What you are asked to do: Print out each entry below in full, exactly as given, excluding pictures.

The records:
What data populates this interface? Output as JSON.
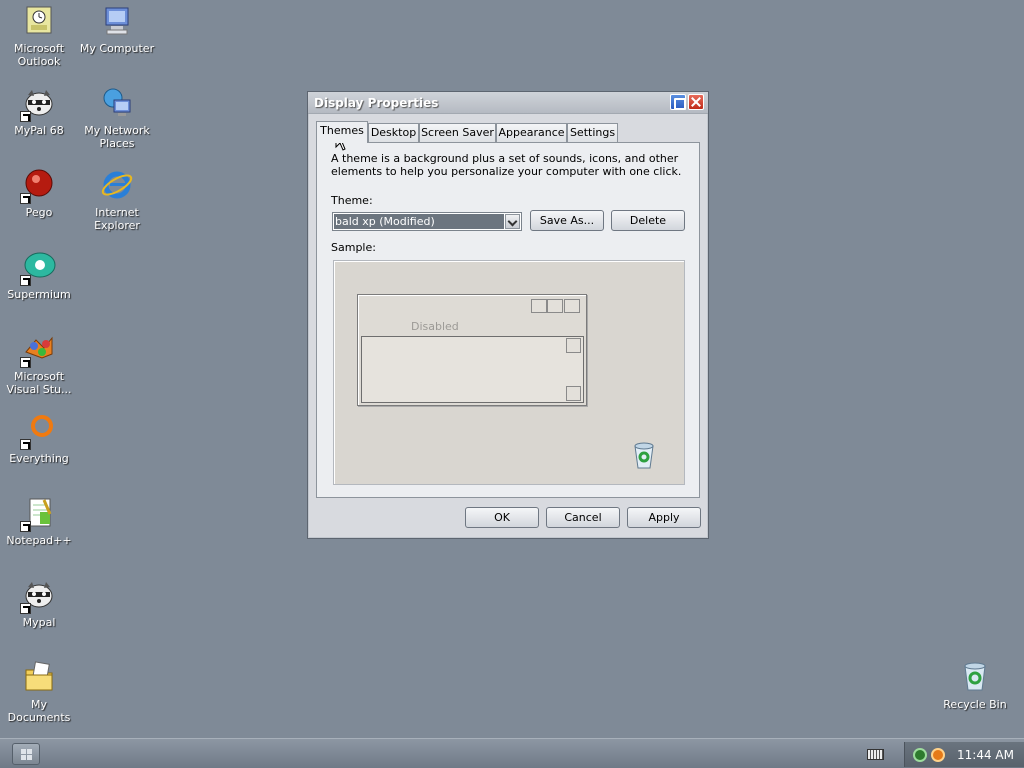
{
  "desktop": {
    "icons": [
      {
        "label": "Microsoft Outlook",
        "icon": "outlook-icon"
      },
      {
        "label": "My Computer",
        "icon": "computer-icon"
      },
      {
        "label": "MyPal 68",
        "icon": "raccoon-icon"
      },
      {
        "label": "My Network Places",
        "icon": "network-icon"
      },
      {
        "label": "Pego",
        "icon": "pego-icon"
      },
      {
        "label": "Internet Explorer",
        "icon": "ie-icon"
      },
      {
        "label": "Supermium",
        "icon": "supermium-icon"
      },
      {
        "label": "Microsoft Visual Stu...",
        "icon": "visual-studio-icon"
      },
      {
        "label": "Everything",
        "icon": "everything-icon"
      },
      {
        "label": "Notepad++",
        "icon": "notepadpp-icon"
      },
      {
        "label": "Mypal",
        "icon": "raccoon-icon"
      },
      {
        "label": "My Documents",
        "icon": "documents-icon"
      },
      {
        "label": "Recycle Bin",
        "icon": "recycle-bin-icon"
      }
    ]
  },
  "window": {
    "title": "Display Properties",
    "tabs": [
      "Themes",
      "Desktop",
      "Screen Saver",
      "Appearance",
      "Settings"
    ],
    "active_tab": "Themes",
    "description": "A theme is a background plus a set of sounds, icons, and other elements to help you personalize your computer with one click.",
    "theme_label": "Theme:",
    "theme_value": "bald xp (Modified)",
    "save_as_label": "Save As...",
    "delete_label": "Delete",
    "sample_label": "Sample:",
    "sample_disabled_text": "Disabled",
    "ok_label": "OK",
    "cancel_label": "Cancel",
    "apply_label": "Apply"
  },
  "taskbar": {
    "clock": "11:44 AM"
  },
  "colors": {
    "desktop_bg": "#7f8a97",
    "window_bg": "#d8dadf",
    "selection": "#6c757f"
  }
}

Response:
What data populates this interface? Output as JSON.
{
  "desktop": {
    "icons": [
      {
        "label": "Microsoft Outlook",
        "icon": "outlook-icon"
      },
      {
        "label": "My Computer",
        "icon": "computer-icon"
      },
      {
        "label": "MyPal 68",
        "icon": "raccoon-icon"
      },
      {
        "label": "My Network Places",
        "icon": "network-icon"
      },
      {
        "label": "Pego",
        "icon": "pego-icon"
      },
      {
        "label": "Internet Explorer",
        "icon": "ie-icon"
      },
      {
        "label": "Supermium",
        "icon": "supermium-icon"
      },
      {
        "label": "Microsoft Visual Stu...",
        "icon": "visual-studio-icon"
      },
      {
        "label": "Everything",
        "icon": "everything-icon"
      },
      {
        "label": "Notepad++",
        "icon": "notepadpp-icon"
      },
      {
        "label": "Mypal",
        "icon": "raccoon-icon"
      },
      {
        "label": "My Documents",
        "icon": "documents-icon"
      },
      {
        "label": "Recycle Bin",
        "icon": "recycle-bin-icon"
      }
    ]
  },
  "window": {
    "title": "Display Properties",
    "tabs": [
      "Themes",
      "Desktop",
      "Screen Saver",
      "Appearance",
      "Settings"
    ],
    "active_tab": "Themes",
    "description": "A theme is a background plus a set of sounds, icons, and other elements to help you personalize your computer with one click.",
    "theme_label": "Theme:",
    "theme_value": "bald xp (Modified)",
    "save_as_label": "Save As...",
    "delete_label": "Delete",
    "sample_label": "Sample:",
    "sample_disabled_text": "Disabled",
    "ok_label": "OK",
    "cancel_label": "Cancel",
    "apply_label": "Apply"
  },
  "taskbar": {
    "clock": "11:44 AM"
  },
  "colors": {
    "desktop_bg": "#7f8a97",
    "window_bg": "#d8dadf",
    "selection": "#6c757f"
  }
}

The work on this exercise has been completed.